This statement acutely supports the fact that Willy was blind due to his obsession with success, that he could not see in himself all the potential that his wife and his kids saw in him or the support they would have given him if he would have followed his heart and done what he was good at, instead of doing merely the impossible to be a successful salesman. Last but not least, unlike Biff, Willy failed to recognize he was not a successful salesman and that he had the wrong dream. Instead, he preferred to pretend he was successful as well as to live a fake life made out of fantasies, lying and cheating.
Linda, Willy’s wife, knew exactly what was going on and what Willy had been secretly doing so she decided to let Biff know it, “Why shouldn’t he talk to himself? Why? When he has to go to Charley and borrow fifty dollars a week and pretend to me that it’s his pay? ” (Miller, 57; act 1). By this, we can see Willy was not doing well and that he had been trying to cover the sun with one finger. He was not even capable of making enough money to pay the bills. Instead of recognizing his failure, he lied and tried to make everyone believe that he was still successful and well liked everywhere he went.

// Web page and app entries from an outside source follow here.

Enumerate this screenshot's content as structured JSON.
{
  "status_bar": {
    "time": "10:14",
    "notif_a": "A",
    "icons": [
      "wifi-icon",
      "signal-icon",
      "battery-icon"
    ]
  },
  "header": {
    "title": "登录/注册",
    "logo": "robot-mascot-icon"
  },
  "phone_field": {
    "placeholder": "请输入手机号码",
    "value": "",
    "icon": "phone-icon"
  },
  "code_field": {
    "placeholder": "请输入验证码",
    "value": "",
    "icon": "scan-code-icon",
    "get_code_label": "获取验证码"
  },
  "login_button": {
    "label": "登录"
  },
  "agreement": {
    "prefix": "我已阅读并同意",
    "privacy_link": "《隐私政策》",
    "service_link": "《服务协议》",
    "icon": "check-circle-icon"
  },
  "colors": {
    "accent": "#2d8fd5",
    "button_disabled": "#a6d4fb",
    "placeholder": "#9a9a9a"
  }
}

According to Witalec, Willy had many more reasons that prevented him from accepting and acknowledging that he was a failure, “By taking money from Charley, instead, in the guise of a loan, Willy is able both to retain his self-esteem and to cling to his self-delusions. ” (149). In other words Willy also had selfish reasons that made him deny he was chasing the wrong dream. In the Requiem, Biff is the only one that came to the realization of all of Willy’s mistakes, as well as of all the things he had done wrong. Everybody else wanted to either keep pretending Willy was successful, or to keep making up excuses for his failure.
Biff clearly shares his realization with everyone towards the end, “He had the wrong dreams. All, all wrong” Biff says, “He never knew who he was” (Miller, 138; requiem). With these statements, Biff certainly lets us know he was the only one capable of truly understanding what Willy’s problems were and why he was not able to be successful. In conclusion, Willy is a perfect example of all the things that could go wrong when chasing the wrong dream, especially when is done with wrong intensions and for the wrong reasons.
In order to accomplish dreams and goals, people should always make sure to take many aspects in consideration, define their dream, take in consideration their talents and acknowledge and accept dreams are not guaranteed to be accomplished. There are many messages in Death of a Salesman that should be detected by the reader; one of them is to define him or herself as an individual and to follow his or her heart and dreams, no matter what others will think or what their dreams are. Willy Loman was not trying to accomplish a dream of his own; he was blinded and obsessed by trying to accomplish a false dream.
- Miller, Arthur. Death of a Salesman. New York: Penguin Books, 1986. Print. Witalec, Janet. “Death of a Salesman by Arthur Miller. ” Contemporary Literary Criticism. Ed. Vol. 179. Detroit: Gale, 2004. 144-244.
- Literature Criticism Online. Gale. LINCC, Library Information Network for Community Colleges. Web. 27 Oct. 2012. http://galenet. galegroup. com. db11. linccweb. org/servlet/LitCrit/lincclin_hcc/FJ3543300161